Given records:

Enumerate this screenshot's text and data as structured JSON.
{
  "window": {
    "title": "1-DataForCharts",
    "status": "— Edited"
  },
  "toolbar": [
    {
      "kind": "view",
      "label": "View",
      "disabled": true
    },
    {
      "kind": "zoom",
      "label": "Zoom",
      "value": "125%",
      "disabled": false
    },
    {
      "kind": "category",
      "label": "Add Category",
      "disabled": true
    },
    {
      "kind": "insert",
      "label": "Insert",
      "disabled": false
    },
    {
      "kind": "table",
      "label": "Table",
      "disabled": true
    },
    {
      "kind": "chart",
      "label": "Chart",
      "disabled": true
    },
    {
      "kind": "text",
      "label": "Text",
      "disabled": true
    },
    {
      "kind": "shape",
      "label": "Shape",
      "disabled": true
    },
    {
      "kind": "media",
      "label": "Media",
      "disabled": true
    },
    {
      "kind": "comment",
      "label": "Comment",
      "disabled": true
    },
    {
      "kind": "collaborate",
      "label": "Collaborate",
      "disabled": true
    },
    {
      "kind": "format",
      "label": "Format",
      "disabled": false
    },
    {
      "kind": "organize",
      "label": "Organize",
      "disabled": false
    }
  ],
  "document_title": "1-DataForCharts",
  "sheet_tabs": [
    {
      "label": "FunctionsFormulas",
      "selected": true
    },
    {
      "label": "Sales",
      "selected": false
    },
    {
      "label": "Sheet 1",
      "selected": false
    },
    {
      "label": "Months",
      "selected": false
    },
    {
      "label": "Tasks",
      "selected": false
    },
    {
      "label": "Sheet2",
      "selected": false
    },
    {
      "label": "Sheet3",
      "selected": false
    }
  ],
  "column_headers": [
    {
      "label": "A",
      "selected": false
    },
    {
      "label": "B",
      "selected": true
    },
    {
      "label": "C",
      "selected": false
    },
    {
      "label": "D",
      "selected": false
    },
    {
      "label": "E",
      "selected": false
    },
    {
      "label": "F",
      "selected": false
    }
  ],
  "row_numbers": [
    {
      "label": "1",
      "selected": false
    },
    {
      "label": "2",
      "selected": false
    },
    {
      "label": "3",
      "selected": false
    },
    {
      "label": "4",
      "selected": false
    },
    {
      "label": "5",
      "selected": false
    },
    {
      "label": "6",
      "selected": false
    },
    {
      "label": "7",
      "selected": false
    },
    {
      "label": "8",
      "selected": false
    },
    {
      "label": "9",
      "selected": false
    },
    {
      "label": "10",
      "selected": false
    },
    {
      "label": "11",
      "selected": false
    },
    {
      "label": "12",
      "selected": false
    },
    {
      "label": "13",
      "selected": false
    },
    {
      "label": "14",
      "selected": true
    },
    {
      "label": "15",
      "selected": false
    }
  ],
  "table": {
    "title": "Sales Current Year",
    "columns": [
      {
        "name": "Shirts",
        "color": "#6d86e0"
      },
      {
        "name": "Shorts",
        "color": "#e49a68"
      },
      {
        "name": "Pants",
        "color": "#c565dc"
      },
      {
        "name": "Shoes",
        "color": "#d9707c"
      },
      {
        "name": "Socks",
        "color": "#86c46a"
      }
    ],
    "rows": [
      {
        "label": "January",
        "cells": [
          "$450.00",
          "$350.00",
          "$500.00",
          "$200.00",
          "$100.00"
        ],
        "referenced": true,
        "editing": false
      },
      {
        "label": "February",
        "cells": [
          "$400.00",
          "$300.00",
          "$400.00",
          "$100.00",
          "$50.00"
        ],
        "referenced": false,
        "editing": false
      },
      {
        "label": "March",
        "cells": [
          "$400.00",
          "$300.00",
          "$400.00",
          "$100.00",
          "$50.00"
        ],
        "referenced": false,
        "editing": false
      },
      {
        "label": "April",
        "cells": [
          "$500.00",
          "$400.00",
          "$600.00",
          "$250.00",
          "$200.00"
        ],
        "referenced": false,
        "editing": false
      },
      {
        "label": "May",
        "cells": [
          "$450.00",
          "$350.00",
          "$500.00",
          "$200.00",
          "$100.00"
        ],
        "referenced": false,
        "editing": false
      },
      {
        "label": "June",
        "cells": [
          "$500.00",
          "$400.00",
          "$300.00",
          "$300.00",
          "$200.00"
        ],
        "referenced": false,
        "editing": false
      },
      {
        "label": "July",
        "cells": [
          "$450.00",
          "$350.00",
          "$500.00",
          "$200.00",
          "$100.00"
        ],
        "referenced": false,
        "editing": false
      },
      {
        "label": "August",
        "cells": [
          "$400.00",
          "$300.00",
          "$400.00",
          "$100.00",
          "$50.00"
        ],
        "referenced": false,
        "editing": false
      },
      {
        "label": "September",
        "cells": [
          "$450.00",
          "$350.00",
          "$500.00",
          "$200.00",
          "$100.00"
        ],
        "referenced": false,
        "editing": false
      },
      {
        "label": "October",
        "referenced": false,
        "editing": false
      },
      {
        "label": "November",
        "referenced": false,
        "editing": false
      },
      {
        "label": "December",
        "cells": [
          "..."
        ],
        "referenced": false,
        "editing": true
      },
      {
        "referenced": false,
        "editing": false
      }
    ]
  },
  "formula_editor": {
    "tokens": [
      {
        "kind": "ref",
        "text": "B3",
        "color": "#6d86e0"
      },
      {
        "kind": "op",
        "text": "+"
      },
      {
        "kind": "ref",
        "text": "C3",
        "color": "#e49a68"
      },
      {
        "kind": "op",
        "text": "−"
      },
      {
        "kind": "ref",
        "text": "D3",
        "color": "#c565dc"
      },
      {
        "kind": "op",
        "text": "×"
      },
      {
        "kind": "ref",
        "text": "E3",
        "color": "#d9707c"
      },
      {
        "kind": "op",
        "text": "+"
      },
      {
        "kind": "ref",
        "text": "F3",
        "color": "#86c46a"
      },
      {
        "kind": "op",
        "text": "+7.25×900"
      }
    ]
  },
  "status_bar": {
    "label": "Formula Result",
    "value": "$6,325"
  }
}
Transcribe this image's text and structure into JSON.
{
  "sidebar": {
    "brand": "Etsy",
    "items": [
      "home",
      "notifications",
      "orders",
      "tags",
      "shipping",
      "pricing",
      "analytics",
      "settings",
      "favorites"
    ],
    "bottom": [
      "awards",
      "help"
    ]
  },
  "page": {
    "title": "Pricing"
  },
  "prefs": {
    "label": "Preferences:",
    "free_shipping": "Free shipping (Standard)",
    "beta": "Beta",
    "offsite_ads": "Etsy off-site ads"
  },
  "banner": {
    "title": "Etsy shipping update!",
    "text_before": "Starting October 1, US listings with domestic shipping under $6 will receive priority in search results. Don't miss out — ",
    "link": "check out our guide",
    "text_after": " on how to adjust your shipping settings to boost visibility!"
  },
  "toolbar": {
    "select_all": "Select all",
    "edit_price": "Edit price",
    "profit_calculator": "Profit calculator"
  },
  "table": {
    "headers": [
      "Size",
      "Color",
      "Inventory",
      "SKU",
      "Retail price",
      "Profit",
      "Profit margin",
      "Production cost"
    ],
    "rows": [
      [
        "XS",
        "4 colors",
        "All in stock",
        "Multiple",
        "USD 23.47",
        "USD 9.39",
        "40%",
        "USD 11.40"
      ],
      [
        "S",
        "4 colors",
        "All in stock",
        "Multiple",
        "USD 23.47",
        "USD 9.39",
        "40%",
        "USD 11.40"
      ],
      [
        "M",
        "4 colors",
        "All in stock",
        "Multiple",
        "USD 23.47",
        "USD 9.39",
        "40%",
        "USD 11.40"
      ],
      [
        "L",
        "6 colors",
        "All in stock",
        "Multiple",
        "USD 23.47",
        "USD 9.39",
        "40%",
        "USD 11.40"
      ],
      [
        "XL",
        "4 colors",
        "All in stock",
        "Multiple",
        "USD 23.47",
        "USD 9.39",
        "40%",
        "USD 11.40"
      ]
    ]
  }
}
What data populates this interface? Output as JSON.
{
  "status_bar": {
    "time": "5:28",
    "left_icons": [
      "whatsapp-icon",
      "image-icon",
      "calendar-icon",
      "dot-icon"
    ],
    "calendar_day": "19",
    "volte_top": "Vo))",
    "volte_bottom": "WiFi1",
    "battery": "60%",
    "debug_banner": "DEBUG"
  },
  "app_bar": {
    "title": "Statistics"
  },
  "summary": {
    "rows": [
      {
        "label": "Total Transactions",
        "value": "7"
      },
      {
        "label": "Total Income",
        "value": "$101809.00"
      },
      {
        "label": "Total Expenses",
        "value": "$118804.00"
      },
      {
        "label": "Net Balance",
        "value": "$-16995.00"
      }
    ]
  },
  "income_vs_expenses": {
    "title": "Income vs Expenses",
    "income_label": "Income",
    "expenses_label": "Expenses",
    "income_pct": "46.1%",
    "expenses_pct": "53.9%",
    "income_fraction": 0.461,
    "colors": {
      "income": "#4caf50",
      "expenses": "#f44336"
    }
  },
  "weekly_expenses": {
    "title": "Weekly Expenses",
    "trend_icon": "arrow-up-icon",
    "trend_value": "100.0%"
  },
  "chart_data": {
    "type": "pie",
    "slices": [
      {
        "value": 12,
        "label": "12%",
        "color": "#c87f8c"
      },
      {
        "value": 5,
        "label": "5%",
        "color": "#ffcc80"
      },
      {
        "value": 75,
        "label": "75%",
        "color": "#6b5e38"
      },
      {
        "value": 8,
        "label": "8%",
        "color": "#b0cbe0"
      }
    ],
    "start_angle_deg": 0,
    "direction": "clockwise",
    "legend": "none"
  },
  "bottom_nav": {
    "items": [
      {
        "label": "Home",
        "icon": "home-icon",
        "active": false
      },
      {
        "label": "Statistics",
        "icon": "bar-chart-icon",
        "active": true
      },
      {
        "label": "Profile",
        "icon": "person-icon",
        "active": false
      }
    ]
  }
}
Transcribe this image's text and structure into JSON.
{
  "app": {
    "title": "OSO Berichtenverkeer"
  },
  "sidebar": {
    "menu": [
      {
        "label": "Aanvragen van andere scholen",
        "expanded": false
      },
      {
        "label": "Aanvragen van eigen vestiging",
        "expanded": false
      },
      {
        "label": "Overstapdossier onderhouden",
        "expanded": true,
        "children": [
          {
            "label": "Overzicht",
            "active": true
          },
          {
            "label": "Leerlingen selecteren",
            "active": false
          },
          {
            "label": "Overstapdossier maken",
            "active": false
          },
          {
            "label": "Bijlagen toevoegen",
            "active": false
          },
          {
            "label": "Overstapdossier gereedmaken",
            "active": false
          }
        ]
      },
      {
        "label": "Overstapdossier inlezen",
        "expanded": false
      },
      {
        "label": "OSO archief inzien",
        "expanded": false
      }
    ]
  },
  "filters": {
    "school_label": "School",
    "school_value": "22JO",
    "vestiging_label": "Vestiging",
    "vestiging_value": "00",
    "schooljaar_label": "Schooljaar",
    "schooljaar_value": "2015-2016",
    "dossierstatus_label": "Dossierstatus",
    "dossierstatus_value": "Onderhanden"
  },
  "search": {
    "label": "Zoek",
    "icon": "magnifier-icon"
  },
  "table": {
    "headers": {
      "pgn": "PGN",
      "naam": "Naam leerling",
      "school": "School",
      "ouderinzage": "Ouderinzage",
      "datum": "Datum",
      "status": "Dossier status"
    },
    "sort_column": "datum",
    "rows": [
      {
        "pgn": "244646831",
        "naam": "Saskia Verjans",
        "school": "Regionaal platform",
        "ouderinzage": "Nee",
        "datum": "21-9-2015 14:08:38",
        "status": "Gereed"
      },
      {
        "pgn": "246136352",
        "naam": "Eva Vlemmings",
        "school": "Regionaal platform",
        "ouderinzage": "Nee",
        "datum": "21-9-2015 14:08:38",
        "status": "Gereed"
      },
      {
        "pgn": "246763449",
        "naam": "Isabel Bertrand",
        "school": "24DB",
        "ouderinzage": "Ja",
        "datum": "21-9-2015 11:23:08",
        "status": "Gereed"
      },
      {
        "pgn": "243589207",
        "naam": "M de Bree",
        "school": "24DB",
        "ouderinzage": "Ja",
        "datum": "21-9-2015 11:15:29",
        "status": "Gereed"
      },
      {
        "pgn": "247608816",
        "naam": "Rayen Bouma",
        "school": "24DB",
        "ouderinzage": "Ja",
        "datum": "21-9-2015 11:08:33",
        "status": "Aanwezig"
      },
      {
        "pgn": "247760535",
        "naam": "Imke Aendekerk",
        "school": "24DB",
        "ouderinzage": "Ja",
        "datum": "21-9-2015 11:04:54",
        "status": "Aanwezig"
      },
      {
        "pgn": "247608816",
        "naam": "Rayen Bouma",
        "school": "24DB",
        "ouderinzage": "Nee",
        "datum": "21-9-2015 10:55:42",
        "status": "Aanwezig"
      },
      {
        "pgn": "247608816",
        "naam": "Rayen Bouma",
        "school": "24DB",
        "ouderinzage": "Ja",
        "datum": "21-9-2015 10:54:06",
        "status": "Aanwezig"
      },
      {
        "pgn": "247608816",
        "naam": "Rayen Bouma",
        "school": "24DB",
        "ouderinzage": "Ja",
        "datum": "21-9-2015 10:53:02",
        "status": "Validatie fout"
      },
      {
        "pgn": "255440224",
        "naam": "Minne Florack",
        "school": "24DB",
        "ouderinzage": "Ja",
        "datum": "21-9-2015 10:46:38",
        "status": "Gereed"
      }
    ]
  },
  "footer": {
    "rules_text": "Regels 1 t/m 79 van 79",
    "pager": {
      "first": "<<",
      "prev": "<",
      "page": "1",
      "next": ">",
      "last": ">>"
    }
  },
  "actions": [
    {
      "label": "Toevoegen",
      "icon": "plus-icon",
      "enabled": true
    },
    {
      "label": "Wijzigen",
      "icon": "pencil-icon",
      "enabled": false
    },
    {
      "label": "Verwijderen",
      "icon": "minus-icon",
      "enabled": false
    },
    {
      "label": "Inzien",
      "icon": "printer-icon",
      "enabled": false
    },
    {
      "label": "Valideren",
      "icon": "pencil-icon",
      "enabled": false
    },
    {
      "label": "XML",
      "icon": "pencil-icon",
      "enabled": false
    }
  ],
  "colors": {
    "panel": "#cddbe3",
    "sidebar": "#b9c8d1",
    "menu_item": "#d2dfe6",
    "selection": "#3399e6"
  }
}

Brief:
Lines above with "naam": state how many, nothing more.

Result of the exercise:
11